**Task to carry out**:
Could you give every record again, exactly as it reads?

─── Data shown ───

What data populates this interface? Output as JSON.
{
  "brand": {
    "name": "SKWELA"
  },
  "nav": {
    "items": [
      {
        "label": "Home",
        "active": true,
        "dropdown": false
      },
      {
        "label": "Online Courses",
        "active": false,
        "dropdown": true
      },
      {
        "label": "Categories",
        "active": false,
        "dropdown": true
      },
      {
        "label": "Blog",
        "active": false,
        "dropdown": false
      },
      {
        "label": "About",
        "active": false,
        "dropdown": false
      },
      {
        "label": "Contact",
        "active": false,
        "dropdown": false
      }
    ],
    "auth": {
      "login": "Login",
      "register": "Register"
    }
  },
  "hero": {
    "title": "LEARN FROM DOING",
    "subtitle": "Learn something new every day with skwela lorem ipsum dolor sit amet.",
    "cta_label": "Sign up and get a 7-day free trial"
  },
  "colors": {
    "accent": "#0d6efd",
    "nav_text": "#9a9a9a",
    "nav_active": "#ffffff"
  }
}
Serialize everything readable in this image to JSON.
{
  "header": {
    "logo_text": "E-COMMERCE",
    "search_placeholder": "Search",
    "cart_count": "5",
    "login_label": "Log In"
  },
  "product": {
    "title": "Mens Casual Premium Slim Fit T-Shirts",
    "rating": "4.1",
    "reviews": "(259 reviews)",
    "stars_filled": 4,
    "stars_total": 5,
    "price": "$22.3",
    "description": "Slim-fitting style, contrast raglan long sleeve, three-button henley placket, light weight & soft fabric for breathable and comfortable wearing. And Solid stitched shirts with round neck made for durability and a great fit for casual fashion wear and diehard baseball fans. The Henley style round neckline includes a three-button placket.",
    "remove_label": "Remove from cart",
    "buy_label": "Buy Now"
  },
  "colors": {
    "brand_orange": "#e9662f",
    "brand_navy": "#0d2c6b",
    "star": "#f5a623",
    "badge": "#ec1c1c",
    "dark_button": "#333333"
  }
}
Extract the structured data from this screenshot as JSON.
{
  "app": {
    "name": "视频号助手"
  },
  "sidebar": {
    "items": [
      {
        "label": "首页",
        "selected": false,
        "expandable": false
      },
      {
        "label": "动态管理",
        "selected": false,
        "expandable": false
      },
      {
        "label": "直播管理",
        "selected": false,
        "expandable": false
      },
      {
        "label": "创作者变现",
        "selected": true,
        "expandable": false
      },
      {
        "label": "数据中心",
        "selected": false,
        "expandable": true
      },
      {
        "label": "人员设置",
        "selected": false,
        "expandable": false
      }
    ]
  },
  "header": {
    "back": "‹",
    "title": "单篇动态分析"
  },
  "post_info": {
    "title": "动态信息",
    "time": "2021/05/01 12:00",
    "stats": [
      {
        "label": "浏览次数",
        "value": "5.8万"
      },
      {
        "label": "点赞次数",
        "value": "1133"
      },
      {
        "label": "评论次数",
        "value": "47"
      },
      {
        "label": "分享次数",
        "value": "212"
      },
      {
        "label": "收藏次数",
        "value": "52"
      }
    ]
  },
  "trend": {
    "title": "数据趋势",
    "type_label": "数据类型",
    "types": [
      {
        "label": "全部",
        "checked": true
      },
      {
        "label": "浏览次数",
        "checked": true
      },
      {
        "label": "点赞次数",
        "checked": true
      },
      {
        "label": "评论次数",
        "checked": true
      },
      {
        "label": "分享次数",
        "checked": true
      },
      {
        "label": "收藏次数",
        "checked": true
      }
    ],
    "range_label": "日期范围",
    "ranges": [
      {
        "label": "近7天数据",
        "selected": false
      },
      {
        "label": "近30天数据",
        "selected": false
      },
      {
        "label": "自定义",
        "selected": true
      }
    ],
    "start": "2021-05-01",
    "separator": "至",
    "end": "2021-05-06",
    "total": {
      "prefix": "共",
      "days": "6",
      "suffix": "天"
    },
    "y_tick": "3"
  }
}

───

**Result for this task**:
What data populates this interface? Output as JSON.
{
  "brand": {
    "name": "SKWELA"
  },
  "nav": {
    "items": [
      {
        "label": "Home",
        "active": true,
        "dropdown": false
      },
      {
        "label": "Online Courses",
        "active": false,
        "dropdown": true
      },
      {
        "label": "Categories",
        "active": false,
        "dropdown": true
      },
      {
        "label": "Blog",
        "active": false,
        "dropdown": false
      },
      {
        "label": "About",
        "active": false,
        "dropdown": false
      },
      {
        "label": "Contact",
        "active": false,
        "dropdown": false
      }
    ],
    "auth": {
      "login": "Login",
      "register": "Register"
    }
  },
  "hero": {
    "title": "LEARN FROM DOING",
    "subtitle": "Learn something new every day with skwela lorem ipsum dolor sit amet.",
    "cta_label": "Sign up and get a 7-day free trial"
  },
  "colors": {
    "accent": "#0d6efd",
    "nav_text": "#9a9a9a",
    "nav_active": "#ffffff"
  }
}
Serialize everything readable in this image to JSON.
{
  "header": {
    "logo_text": "E-COMMERCE",
    "search_placeholder": "Search",
    "cart_count": "5",
    "login_label": "Log In"
  },
  "product": {
    "title": "Mens Casual Premium Slim Fit T-Shirts",
    "rating": "4.1",
    "reviews": "(259 reviews)",
    "stars_filled": 4,
    "stars_total": 5,
    "price": "$22.3",
    "description": "Slim-fitting style, contrast raglan long sleeve, three-button henley placket, light weight & soft fabric for breathable and comfortable wearing. And Solid stitched shirts with round neck made for durability and a great fit for casual fashion wear and diehard baseball fans. The Henley style round neckline includes a three-button placket.",
    "remove_label": "Remove from cart",
    "buy_label": "Buy Now"
  },
  "colors": {
    "brand_orange": "#e9662f",
    "brand_navy": "#0d2c6b",
    "star": "#f5a623",
    "badge": "#ec1c1c",
    "dark_button": "#333333"
  }
}
Extract the structured data from this screenshot as JSON.
{
  "app": {
    "name": "视频号助手"
  },
  "sidebar": {
    "items": [
      {
        "label": "首页",
        "selected": false,
        "expandable": false
      },
      {
        "label": "动态管理",
        "selected": false,
        "expandable": false
      },
      {
        "label": "直播管理",
        "selected": false,
        "expandable": false
      },
      {
        "label": "创作者变现",
        "selected": true,
        "expandable": false
      },
      {
        "label": "数据中心",
        "selected": false,
        "expandable": true
      },
      {
        "label": "人员设置",
        "selected": false,
        "expandable": false
      }
    ]
  },
  "header": {
    "back": "‹",
    "title": "单篇动态分析"
  },
  "post_info": {
    "title": "动态信息",
    "time": "2021/05/01 12:00",
    "stats": [
      {
        "label": "浏览次数",
        "value": "5.8万"
      },
      {
        "label": "点赞次数",
        "value": "1133"
      },
      {
        "label": "评论次数",
        "value": "47"
      },
      {
        "label": "分享次数",
        "value": "212"
      },
      {
        "label": "收藏次数",
        "value": "52"
      }
    ]
  },
  "trend": {
    "title": "数据趋势",
    "type_label": "数据类型",
    "types": [
      {
        "label": "全部",
        "checked": true
      },
      {
        "label": "浏览次数",
        "checked": true
      },
      {
        "label": "点赞次数",
        "checked": true
      },
      {
        "label": "评论次数",
        "checked": true
      },
      {
        "label": "分享次数",
        "checked": true
      },
      {
        "label": "收藏次数",
        "checked": true
      }
    ],
    "range_label": "日期范围",
    "ranges": [
      {
        "label": "近7天数据",
        "selected": false
      },
      {
        "label": "近30天数据",
        "selected": false
      },
      {
        "label": "自定义",
        "selected": true
      }
    ],
    "start": "2021-05-01",
    "separator": "至",
    "end": "2021-05-06",
    "total": {
      "prefix": "共",
      "days": "6",
      "suffix": "天"
    },
    "y_tick": "3"
  }
}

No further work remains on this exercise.